    i’ll document it in DT BK sometime for you. It isn’t so much dangerous as it is an inconsiderate “me-first” attitude that sometimes messes up traffic.

    Meter maids will ticket what they see. But they ain’t everywhere. They probably aren’t enough places based on the double parking I see on Flatbush ave by me. Really messes up the B41.
    Agreed, regarding lazy drivers. So I guess its enforcement PLUS pricing.

  • reasonableexplanation

    I’m glad we’re on the same page.

    The 2 left turning drivers that turn on red does happen, but not often, at least in my experience.

    It’s not like bad behavior doesn’t happen, and I’m sure you can document it without issue if you tried, but honestly, over the course of an hour drive around the 5 boros I’m not guaranteed to see something that makes me shake my head. Considering how many drivers I’ll interact with over that hour, that says something.
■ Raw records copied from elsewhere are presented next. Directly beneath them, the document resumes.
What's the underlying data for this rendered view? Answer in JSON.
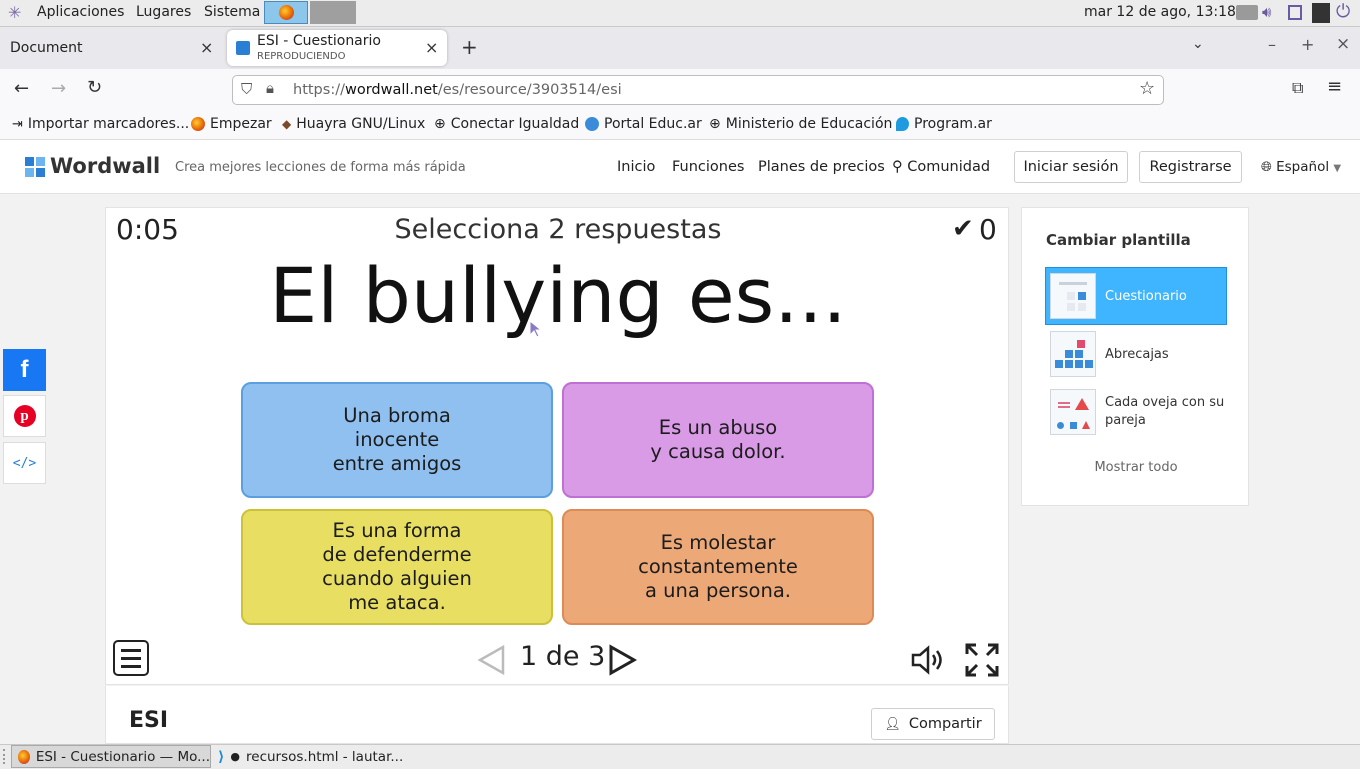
{
  "system_panel": {
    "menus": [
      "Aplicaciones",
      "Lugares",
      "Sistema"
    ],
    "datetime": "mar 12 de ago, 13:18"
  },
  "browser": {
    "tabs": [
      {
        "title": "Document",
        "subtitle": ""
      },
      {
        "title": "ESI - Cuestionario",
        "subtitle": "REPRODUCIENDO"
      }
    ],
    "url": {
      "scheme": "https://",
      "host": "wordwall.net",
      "path": "/es/resource/3903514/esi"
    },
    "bookmarks": [
      "Importar marcadores...",
      "Empezar",
      "Huayra GNU/Linux",
      "Conectar Igualdad",
      "Portal Educ.ar",
      "Ministerio de Educación",
      "Program.ar"
    ]
  },
  "site": {
    "logo": "Wordwall",
    "tagline": "Crea mejores lecciones de forma más rápida",
    "nav": [
      "Inicio",
      "Funciones",
      "Planes de precios",
      "Comunidad"
    ],
    "login": "Iniciar sesión",
    "register": "Registrarse",
    "language": "Español"
  },
  "game": {
    "timer": "0:05",
    "instruction": "Selecciona 2 respuestas",
    "score": "0",
    "question": "El bullying es...",
    "answers": [
      {
        "text": "Una broma\ninocente\nentre amigos",
        "color": "#8fc0f0",
        "border": "#5b9fe0"
      },
      {
        "text": "Es un abuso\ny causa dolor.",
        "color": "#d99ae6",
        "border": "#bf6fd6"
      },
      {
        "text": "Es una forma\nde defenderme\ncuando alguien\nme ataca.",
        "color": "#e8df62",
        "border": "#ccc238"
      },
      {
        "text": "Es molestar\nconstantemente\na una persona.",
        "color": "#eda878",
        "border": "#dd8a55"
      }
    ],
    "pager": "1 de 3"
  },
  "activity": {
    "title": "ESI",
    "share": "Compartir"
  },
  "templates": {
    "heading": "Cambiar plantilla",
    "items": [
      "Cuestionario",
      "Abrecajas",
      "Cada oveja con su pareja"
    ],
    "active_index": 0,
    "show_all": "Mostrar todo",
    "active_color": "#3fb4ff"
  },
  "taskbar": {
    "items": [
      "ESI - Cuestionario — Mo...",
      "recursos.html - lautar..."
    ]
  }
}
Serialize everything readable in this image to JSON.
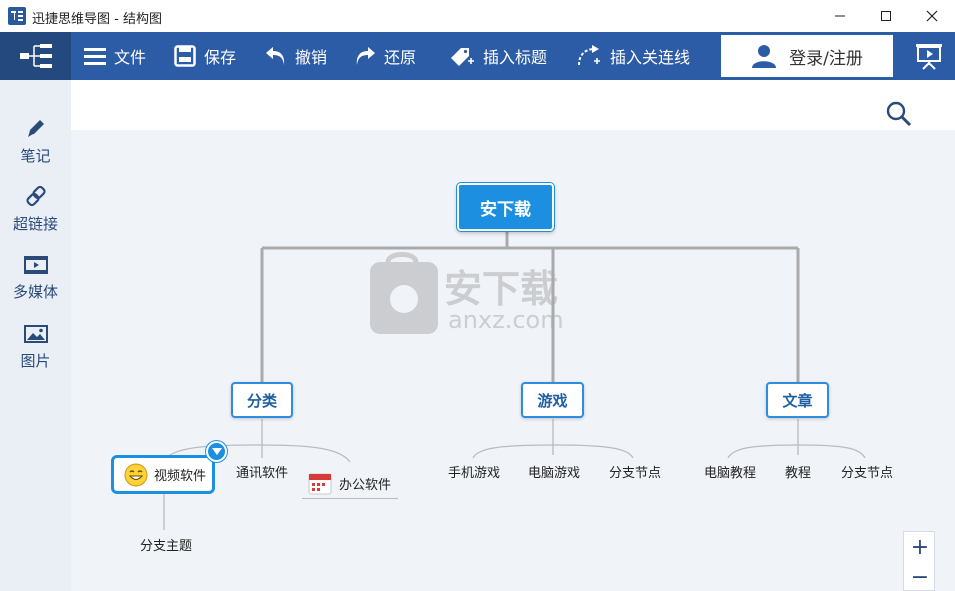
{
  "window": {
    "title": "迅捷思维导图 - 结构图"
  },
  "toolbar": {
    "file_label": "文件",
    "save_label": "保存",
    "undo_label": "撤销",
    "redo_label": "还原",
    "insert_title_label": "插入标题",
    "insert_link_label": "插入关连线",
    "login_label": "登录/注册"
  },
  "sidebar": {
    "items": [
      {
        "label": "笔记",
        "icon": "pencil-icon"
      },
      {
        "label": "超链接",
        "icon": "link-icon"
      },
      {
        "label": "多媒体",
        "icon": "film-icon"
      },
      {
        "label": "图片",
        "icon": "image-icon"
      }
    ]
  },
  "mindmap": {
    "root": "安下载",
    "branches": [
      {
        "label": "分类",
        "children": [
          "视频软件",
          "通讯软件",
          "办公软件"
        ],
        "sub": "分支主题"
      },
      {
        "label": "游戏",
        "children": [
          "手机游戏",
          "电脑游戏",
          "分支节点"
        ]
      },
      {
        "label": "文章",
        "children": [
          "电脑教程",
          "教程",
          "分支节点"
        ]
      }
    ]
  },
  "watermark": {
    "text_cn": "安下载",
    "text_en": "anxz.com"
  },
  "zoom": {
    "in_symbol": "+",
    "out_symbol": "−"
  },
  "colors": {
    "toolbar": "#2d5ca6",
    "accent": "#1c8fe0",
    "sidebar": "#eaeff6",
    "canvas": "#f0f3f8"
  }
}
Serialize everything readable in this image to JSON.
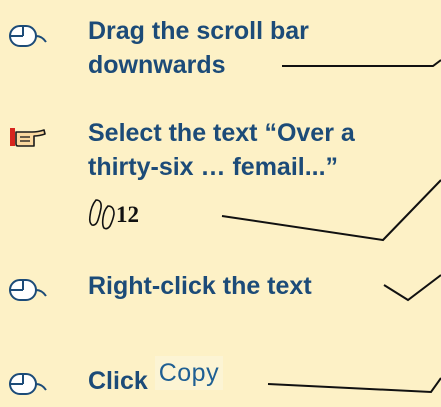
{
  "steps": [
    {
      "icon": "mouse-icon",
      "lines": [
        "Drag the scroll bar",
        "downwards"
      ]
    },
    {
      "icon": "pointing-hand-icon",
      "lines": [
        "Select the text “Over a",
        "thirty-six … femail...”"
      ],
      "badge": "12",
      "badge_icon": "footprints-icon"
    },
    {
      "icon": "mouse-icon",
      "lines": [
        "Right-click the text"
      ]
    },
    {
      "icon": "mouse-icon",
      "prefix": "Click",
      "button_label": "Copy"
    }
  ],
  "colors": {
    "background": "#fdf1c6",
    "text": "#1c4b78",
    "hand_accent": "#d7261e"
  }
}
    There are some troubled intersections that have bad behavior more often, and those can be fixed via design and enforcement, but they’re not the norm. Part of what makes my driving so laid back is that I avoid those when I can.

    We’re in full agreement about double parking/standing. it messes up the flow for everyone, and taking care of that will yield huge, immediate benefits.

    I’ve only driven in the first world, and honestly, it feels like a misconception that NYC drivers are bad. They’re just aggressive. Some of the worst driving I’ve seen is actually at the interface of suburbs and rural areas, where you have folks that just don’t know how to respond to something out of the ordinary. (The best I’ve seen is at the interface of suburbs and cities, where drivers know how to deal with both).

  • kevd

    I watch it literally every single weekday morning at multiple (though specific) intersections on my way to work. So yeah. It happens often.
    Perhaps it could be helped with a left turn phase, as there is clearly a problem.